The Cyber Security Research Institute (CSRI) conducted a six-month investigation into the sale of digital code signing certificates on the dark web.
The research uncovered code signing certificates readily available for purchase on the dark web, selling for up to $1,200 – making them more expensive than counterfeit U.S. passports, stolen credit cards and even handguns.
“We’ve known for a number of years that cyber criminals actively seek code signing certificates to distribute malware through computers,” said Peter Warren, chairman of the CSRI. “The proof that there is now a significant criminal market for certificates throws our whole authentication system for the Internet into doubt and points to an urgent need for the deployment of technology systems to counter the misuse of digital certificates.”
Code signing certificates are used to verify the authenticity and integrity of computer applications and software and make up a vital element of Internet and enterprise security. However, cybercriminals can take advantage of compromised code signing certificates to install malware on enterprise networks and consumer devices.
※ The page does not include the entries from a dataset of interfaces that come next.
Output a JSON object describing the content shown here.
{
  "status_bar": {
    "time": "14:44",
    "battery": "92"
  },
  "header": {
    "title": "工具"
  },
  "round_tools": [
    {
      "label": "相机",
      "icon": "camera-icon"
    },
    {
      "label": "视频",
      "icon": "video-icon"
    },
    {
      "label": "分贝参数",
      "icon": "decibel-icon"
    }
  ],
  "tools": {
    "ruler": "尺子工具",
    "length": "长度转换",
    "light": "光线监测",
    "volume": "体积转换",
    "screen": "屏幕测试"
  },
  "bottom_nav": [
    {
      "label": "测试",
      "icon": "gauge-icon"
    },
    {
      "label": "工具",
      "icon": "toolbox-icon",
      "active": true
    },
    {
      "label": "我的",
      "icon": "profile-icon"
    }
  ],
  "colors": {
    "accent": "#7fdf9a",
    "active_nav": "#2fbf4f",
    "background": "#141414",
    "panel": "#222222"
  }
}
“With stolen code signing certificates, it’s nearly impossible for organizations to detect malicious software. Any cyber criminal can use them to make malware, ransomware, and even kinetic attacks trusted and effective. In addition, code signing certificates can be sold many times over before their value begins to diminish, making them huge money makers for hackers and dark web merchants. All of this is fuelling the demand for stolen code signing certificates,” said Kevin Bocek, chief security strategist for Venafi.
Warren added: “Although our research uncovered a thriving trade in code signing certificates, we were only able to scratch the surface of this market. In an ironic twist, our researchers were often limited from delving further as dark web traders didn’t trust them. We suspect that TLS, VPN, and SSH key and certificate trading is also rife, alongside the trade in code signing certificates we uncovered.”